Data excerpts section start

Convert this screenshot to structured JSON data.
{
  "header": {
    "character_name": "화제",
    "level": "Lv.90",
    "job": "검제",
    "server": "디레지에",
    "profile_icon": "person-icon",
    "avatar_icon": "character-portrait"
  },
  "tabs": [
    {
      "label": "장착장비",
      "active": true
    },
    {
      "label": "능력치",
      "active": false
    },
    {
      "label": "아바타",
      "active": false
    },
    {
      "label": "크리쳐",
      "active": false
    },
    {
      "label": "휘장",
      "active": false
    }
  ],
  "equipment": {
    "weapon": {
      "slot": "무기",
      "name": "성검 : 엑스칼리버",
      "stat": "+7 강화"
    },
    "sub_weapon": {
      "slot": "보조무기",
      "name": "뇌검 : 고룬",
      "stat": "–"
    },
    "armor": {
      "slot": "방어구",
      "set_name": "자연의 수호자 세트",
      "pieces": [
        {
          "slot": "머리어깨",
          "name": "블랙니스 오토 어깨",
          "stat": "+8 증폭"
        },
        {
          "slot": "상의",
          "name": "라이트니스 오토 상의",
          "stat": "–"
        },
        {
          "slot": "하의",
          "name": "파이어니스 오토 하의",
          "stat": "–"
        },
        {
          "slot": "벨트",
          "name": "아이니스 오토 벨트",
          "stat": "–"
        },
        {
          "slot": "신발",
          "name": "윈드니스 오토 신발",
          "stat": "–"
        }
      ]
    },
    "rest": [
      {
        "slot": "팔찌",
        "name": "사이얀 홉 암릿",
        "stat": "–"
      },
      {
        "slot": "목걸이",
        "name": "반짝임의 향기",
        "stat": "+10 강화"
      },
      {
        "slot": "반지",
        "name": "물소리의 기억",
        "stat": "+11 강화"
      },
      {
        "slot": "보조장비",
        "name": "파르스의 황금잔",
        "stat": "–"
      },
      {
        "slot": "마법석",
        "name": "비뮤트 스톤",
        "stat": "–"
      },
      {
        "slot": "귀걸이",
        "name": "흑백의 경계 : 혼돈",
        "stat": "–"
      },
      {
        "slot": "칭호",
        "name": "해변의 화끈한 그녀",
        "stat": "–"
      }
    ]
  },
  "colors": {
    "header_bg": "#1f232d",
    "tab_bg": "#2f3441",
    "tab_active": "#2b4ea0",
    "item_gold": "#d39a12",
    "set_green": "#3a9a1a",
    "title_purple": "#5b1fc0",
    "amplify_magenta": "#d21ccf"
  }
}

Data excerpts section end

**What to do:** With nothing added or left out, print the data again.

**Result of this task:**
Convert this screenshot to structured JSON data.
{
  "header": {
    "character_name": "화제",
    "level": "Lv.90",
    "job": "검제",
    "server": "디레지에",
    "profile_icon": "person-icon",
    "avatar_icon": "character-portrait"
  },
  "tabs": [
    {
      "label": "장착장비",
      "active": true
    },
    {
      "label": "능력치",
      "active": false
    },
    {
      "label": "아바타",
      "active": false
    },
    {
      "label": "크리쳐",
      "active": false
    },
    {
      "label": "휘장",
      "active": false
    }
  ],
  "equipment": {
    "weapon": {
      "slot": "무기",
      "name": "성검 : 엑스칼리버",
      "stat": "+7 강화"
    },
    "sub_weapon": {
      "slot": "보조무기",
      "name": "뇌검 : 고룬",
      "stat": "–"
    },
    "armor": {
      "slot": "방어구",
      "set_name": "자연의 수호자 세트",
      "pieces": [
        {
          "slot": "머리어깨",
          "name": "블랙니스 오토 어깨",
          "stat": "+8 증폭"
        },
        {
          "slot": "상의",
          "name": "라이트니스 오토 상의",
          "stat": "–"
        },
        {
          "slot": "하의",
          "name": "파이어니스 오토 하의",
          "stat": "–"
        },
        {
          "slot": "벨트",
          "name": "아이니스 오토 벨트",
          "stat": "–"
        },
        {
          "slot": "신발",
          "name": "윈드니스 오토 신발",
          "stat": "–"
        }
      ]
    },
    "rest": [
      {
        "slot": "팔찌",
        "name": "사이얀 홉 암릿",
        "stat": "–"
      },
      {
        "slot": "목걸이",
        "name": "반짝임의 향기",
        "stat": "+10 강화"
      },
      {
        "slot": "반지",
        "name": "물소리의 기억",
        "stat": "+11 강화"
      },
      {
        "slot": "보조장비",
        "name": "파르스의 황금잔",
        "stat": "–"
      },
      {
        "slot": "마법석",
        "name": "비뮤트 스톤",
        "stat": "–"
      },
      {
        "slot": "귀걸이",
        "name": "흑백의 경계 : 혼돈",
        "stat": "–"
      },
      {
        "slot": "칭호",
        "name": "해변의 화끈한 그녀",
        "stat": "–"
      }
    ]
  },
  "colors": {
    "header_bg": "#1f232d",
    "tab_bg": "#2f3441",
    "tab_active": "#2b4ea0",
    "item_gold": "#d39a12",
    "set_green": "#3a9a1a",
    "title_purple": "#5b1fc0",
    "amplify_magenta": "#d21ccf"
  }
}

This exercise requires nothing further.